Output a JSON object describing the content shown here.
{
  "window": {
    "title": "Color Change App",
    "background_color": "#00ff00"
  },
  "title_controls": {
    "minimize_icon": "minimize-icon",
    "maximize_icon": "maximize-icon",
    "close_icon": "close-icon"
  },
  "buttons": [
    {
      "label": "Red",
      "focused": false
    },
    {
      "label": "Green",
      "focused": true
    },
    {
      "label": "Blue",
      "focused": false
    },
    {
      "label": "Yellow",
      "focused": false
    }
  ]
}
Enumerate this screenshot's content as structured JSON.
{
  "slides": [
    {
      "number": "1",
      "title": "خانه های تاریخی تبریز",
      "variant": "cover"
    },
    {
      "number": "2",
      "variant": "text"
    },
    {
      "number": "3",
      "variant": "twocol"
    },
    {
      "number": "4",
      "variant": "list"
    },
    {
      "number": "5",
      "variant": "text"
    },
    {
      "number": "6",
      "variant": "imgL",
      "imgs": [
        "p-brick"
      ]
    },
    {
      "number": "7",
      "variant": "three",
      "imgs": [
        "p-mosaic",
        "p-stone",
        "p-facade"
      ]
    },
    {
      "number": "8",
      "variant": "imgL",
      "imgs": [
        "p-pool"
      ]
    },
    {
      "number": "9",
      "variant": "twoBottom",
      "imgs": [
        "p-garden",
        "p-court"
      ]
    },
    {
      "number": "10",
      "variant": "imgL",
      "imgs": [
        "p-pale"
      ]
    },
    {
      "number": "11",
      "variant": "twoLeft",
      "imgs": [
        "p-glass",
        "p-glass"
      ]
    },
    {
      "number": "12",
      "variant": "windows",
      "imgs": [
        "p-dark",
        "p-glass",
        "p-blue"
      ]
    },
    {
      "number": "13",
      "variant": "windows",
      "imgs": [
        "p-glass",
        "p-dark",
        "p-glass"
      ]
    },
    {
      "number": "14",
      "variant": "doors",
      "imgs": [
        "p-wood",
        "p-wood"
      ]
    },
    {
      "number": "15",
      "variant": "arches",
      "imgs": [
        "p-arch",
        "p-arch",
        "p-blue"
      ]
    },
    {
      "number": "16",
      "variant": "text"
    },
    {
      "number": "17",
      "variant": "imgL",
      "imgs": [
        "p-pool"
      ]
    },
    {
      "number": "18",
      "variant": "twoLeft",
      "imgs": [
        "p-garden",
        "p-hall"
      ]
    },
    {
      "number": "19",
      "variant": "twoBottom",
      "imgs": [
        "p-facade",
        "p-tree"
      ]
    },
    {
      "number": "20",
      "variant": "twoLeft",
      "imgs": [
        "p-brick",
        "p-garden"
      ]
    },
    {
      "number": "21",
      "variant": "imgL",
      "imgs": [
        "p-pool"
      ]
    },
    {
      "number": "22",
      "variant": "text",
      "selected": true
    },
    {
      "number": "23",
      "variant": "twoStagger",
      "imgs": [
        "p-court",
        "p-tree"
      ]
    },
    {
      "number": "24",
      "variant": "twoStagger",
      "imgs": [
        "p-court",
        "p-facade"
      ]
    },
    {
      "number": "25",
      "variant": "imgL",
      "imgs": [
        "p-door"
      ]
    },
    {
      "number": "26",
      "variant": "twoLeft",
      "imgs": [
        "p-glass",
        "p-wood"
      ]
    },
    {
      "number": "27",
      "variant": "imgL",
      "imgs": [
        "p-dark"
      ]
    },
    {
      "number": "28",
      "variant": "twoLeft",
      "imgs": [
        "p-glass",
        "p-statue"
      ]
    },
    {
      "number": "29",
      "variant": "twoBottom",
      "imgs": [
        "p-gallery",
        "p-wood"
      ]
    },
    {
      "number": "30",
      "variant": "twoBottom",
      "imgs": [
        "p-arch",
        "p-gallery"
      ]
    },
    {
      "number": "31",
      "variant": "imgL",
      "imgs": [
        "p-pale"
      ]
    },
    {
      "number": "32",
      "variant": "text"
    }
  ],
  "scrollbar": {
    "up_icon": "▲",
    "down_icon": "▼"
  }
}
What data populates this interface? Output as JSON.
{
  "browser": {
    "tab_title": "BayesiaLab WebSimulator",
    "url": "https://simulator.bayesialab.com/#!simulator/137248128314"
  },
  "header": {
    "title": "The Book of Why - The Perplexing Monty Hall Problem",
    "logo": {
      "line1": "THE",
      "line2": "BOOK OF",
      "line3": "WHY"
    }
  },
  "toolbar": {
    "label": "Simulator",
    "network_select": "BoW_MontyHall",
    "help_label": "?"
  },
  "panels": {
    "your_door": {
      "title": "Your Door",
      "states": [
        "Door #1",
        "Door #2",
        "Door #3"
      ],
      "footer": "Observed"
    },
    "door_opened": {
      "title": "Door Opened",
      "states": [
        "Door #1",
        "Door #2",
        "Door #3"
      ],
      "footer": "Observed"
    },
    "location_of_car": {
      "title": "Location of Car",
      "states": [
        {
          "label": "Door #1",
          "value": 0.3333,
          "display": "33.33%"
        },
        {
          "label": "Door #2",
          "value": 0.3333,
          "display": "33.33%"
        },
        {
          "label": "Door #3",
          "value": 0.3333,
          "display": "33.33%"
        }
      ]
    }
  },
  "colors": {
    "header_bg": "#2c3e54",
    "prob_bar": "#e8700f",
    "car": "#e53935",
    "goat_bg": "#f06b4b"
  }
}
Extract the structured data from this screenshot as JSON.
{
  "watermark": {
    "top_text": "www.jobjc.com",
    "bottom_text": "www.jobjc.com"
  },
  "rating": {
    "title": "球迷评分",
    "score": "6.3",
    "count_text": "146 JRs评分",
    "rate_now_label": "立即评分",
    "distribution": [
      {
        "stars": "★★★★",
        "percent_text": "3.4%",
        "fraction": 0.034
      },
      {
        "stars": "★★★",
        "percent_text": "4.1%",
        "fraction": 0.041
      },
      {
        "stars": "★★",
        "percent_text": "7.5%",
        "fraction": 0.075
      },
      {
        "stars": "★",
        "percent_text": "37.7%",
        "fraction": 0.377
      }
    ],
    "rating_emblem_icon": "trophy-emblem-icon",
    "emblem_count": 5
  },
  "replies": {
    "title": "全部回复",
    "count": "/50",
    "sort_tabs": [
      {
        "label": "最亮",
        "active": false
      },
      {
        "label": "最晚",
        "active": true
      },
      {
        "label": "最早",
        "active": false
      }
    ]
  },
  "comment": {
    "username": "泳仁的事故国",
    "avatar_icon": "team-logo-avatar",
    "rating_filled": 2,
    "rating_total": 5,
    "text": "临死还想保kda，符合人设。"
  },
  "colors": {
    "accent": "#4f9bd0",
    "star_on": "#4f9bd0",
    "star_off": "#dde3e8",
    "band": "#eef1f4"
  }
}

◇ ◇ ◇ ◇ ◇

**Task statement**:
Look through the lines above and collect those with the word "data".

**Written solution**:
What data populates this interface? Output as JSON.
Extract the structured data from this screenshot as JSON.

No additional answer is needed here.